Material supplied:
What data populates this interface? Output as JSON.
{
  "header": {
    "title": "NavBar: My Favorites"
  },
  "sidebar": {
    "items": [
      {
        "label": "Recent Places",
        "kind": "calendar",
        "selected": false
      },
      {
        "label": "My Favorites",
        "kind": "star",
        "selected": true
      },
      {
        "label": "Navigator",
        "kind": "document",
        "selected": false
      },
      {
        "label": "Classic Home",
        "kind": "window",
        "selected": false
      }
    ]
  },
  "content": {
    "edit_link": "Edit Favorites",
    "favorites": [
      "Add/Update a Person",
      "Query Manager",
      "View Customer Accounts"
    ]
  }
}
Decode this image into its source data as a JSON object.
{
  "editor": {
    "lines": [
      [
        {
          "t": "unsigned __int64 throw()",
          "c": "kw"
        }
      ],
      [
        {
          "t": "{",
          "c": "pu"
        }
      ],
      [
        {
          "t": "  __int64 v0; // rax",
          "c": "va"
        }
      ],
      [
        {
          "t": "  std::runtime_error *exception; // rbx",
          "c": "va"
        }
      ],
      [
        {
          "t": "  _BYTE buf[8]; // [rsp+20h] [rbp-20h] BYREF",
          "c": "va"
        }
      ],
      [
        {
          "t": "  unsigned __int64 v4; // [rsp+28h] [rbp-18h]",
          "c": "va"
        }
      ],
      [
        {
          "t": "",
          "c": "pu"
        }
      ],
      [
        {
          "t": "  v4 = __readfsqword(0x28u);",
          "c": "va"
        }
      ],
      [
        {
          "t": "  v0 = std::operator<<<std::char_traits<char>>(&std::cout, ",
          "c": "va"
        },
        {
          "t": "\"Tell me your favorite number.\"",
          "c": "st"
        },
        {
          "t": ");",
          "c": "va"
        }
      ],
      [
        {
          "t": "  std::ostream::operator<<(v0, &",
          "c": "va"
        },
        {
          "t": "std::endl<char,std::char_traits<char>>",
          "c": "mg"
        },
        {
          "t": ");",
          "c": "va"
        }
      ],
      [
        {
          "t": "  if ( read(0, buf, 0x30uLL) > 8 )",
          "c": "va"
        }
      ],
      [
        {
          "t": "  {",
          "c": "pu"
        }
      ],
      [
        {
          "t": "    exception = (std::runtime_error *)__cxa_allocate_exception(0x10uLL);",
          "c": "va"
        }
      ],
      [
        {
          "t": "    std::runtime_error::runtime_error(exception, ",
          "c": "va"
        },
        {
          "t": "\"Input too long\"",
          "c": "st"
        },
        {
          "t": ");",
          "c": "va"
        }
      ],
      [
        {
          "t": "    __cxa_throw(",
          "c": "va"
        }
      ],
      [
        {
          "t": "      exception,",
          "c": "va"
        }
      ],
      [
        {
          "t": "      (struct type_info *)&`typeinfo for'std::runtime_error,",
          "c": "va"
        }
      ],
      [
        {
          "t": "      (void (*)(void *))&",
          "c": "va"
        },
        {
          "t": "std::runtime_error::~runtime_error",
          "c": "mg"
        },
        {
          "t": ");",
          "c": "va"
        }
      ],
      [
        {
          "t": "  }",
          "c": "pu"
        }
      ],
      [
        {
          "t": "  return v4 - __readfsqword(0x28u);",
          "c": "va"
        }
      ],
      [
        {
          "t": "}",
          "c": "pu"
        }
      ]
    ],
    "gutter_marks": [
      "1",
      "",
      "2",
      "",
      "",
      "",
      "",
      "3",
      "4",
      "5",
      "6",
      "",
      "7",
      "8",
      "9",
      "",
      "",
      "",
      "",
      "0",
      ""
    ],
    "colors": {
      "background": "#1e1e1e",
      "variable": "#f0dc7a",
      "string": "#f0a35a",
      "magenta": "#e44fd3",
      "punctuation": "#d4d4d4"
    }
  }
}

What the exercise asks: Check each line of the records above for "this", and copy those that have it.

Answer space:
What data populates this interface? Output as JSON.
Decode this image into its source data as a JSON object.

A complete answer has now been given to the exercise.